Part of the effort to harden the supply chain includes a U.S. Department of Agriculture (USDA) review. Randel said $4 billion was allocated to the department, and GCCA members are anxiously waiting to learn how the USDA will utilize those dollars.
“It’s a matter of putting together the details on how they are actually going to implement programs,” said Randel.
While the industry awaits more federal support, Randel believes consumers will have to deal with elevated prices for the foreseeable future, especially for food. Fortunately, disruptions in the cold chain are unlikely to cause prices to spike any time soon, Randel explained.
“There is a lag between our increased costs and any cost recovery from our members’ customers,” said Randel. “In many cases, they’re in longer-term contracts for services, and it won’t be until that contract is up when they would recalculate what the terms would be. In many cases, our members have been operating with many increased costs that they haven’t always been able to recover by altering their pricing structure. Where we are in the supply in the chain and the fact that we don’t own and sell the product… we can’t really pass that cost along in the same way that a manufacturer of a food product can.”
Overall, despite the enormous challenges brought on by the pandemic, Randel said cold chain operators are optimistic about recovery. The impact from the pandemic could have been a lot worse, and the crisis demonstrated the strength and agility of the supply chain system.
“I’m hopeful that some of these government initiatives and task forces and working with our members will help mitigate some of those challenges.

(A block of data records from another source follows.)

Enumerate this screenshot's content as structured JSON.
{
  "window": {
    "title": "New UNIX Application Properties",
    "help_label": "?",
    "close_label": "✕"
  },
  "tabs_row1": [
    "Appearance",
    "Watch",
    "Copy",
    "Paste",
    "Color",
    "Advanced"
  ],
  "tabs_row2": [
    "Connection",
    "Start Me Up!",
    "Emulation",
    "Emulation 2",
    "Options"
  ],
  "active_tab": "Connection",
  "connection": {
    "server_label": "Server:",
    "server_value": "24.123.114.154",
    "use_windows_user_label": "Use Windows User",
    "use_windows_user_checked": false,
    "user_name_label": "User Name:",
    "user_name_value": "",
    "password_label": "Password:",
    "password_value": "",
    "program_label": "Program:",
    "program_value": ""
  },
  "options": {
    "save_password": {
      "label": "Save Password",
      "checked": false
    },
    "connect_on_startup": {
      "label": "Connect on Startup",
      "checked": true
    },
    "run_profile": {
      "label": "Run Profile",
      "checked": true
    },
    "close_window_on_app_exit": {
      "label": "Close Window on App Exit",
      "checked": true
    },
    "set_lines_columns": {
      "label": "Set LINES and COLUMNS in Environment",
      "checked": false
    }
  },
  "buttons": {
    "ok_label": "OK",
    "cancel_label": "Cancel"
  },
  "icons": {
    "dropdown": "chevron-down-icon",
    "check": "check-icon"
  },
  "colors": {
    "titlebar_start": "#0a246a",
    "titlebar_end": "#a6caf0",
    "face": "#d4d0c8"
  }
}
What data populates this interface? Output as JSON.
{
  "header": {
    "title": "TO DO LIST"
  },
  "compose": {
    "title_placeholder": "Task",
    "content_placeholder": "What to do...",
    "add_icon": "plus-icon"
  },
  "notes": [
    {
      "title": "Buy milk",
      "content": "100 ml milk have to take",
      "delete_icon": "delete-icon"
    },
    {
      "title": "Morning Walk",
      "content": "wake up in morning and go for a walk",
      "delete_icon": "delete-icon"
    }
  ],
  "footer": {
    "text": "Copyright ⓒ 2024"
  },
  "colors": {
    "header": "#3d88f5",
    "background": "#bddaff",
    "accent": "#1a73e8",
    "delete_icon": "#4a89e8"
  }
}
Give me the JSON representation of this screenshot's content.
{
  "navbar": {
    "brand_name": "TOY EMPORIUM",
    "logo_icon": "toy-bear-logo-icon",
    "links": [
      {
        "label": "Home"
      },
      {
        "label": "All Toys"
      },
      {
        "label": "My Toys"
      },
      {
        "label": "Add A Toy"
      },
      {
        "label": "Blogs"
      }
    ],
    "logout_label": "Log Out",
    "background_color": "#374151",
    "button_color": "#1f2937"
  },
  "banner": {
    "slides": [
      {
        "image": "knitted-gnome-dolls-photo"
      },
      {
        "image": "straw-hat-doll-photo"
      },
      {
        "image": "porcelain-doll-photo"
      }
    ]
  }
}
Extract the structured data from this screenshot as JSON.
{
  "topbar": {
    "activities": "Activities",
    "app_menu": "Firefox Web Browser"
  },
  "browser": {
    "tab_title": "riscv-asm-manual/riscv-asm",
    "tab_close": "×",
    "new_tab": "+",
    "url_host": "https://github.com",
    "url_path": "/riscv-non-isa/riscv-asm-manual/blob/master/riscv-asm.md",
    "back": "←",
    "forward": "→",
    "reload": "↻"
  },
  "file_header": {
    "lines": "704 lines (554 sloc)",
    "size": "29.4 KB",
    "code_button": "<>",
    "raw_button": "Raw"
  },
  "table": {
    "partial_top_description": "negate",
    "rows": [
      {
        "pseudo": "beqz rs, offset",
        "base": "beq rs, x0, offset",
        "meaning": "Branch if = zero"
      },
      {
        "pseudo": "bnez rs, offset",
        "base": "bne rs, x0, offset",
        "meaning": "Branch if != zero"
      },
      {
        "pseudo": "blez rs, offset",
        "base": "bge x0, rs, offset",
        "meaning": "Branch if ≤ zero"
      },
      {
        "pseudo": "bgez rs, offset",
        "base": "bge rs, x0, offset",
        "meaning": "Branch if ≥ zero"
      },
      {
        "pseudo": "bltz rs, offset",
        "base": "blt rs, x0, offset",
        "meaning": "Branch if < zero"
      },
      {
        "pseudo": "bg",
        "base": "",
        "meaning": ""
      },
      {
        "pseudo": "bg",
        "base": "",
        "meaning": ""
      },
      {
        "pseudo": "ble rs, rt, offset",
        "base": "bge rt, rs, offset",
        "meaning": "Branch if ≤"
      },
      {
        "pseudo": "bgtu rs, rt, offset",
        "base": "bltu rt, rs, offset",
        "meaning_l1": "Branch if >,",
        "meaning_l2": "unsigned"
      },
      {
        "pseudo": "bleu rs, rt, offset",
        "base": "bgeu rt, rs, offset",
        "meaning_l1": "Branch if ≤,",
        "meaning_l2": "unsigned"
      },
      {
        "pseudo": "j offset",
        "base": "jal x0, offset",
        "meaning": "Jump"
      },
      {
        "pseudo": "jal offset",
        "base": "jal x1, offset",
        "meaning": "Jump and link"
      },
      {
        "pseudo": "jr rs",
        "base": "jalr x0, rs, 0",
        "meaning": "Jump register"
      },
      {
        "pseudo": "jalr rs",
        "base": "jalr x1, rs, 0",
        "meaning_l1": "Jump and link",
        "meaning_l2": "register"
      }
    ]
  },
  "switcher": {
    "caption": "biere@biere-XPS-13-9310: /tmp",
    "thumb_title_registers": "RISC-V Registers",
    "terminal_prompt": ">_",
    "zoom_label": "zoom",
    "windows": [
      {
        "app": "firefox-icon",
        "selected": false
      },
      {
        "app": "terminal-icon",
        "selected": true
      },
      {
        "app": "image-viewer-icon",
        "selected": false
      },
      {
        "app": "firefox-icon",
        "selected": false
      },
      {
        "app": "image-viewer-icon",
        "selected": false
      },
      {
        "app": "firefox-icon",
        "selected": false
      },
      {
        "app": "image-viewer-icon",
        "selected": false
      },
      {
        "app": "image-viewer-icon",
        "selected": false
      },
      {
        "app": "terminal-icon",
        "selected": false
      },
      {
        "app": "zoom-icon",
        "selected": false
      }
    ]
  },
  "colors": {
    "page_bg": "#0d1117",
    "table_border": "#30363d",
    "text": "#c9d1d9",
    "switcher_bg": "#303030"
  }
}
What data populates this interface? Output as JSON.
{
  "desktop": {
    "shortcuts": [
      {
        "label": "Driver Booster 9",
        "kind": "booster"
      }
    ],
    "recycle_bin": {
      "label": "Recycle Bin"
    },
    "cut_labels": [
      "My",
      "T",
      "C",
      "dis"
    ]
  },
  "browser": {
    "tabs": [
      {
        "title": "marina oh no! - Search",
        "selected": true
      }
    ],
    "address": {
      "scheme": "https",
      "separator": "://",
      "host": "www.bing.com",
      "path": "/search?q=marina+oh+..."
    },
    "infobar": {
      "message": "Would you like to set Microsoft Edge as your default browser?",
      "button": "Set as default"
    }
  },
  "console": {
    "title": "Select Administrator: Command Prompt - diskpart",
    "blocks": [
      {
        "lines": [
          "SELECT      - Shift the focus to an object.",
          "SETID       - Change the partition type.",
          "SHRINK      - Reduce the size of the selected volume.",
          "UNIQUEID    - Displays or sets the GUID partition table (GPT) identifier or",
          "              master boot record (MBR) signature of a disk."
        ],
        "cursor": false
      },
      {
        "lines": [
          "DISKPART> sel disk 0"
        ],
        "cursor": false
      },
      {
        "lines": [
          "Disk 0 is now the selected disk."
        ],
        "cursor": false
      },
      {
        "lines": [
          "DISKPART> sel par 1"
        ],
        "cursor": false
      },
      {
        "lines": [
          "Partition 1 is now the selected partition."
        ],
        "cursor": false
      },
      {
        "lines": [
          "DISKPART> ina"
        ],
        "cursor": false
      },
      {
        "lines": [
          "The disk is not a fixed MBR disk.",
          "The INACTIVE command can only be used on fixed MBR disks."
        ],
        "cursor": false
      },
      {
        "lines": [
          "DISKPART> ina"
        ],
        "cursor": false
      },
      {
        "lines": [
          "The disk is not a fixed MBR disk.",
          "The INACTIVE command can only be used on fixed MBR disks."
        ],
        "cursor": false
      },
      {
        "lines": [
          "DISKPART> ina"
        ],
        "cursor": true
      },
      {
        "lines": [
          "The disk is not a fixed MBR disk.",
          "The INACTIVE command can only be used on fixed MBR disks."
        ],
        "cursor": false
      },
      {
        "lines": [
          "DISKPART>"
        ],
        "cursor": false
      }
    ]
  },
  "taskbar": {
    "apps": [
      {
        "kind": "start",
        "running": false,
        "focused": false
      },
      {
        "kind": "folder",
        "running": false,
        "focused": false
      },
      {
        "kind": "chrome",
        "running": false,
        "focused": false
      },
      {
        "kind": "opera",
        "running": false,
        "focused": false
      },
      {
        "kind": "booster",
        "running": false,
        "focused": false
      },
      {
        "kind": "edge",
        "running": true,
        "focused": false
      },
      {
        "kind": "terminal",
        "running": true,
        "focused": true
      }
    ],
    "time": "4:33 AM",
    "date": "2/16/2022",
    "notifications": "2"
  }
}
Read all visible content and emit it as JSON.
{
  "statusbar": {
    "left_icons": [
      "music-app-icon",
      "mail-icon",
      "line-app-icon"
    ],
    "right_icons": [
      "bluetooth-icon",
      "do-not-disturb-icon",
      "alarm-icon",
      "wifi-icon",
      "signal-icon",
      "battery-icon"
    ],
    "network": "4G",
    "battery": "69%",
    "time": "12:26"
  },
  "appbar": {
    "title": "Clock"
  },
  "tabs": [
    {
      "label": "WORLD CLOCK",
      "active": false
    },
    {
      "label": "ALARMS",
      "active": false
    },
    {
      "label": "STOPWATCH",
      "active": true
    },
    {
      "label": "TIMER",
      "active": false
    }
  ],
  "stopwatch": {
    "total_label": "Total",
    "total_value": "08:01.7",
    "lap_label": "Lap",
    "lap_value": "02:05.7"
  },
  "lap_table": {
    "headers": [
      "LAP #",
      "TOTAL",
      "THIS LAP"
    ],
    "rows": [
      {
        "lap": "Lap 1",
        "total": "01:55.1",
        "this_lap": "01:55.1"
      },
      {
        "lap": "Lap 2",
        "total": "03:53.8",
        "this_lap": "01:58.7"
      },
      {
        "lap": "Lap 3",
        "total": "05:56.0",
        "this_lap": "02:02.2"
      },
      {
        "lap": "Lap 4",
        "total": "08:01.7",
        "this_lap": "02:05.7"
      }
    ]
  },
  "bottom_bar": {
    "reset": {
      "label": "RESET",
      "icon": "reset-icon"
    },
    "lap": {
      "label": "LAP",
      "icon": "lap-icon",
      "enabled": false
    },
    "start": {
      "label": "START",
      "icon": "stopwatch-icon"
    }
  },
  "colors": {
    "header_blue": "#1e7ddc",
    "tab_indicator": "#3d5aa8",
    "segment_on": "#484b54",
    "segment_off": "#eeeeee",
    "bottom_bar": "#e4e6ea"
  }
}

I think there will always be the potential for case-by-case challenges, but the underlying system is strong and will get stronger,” said Randel.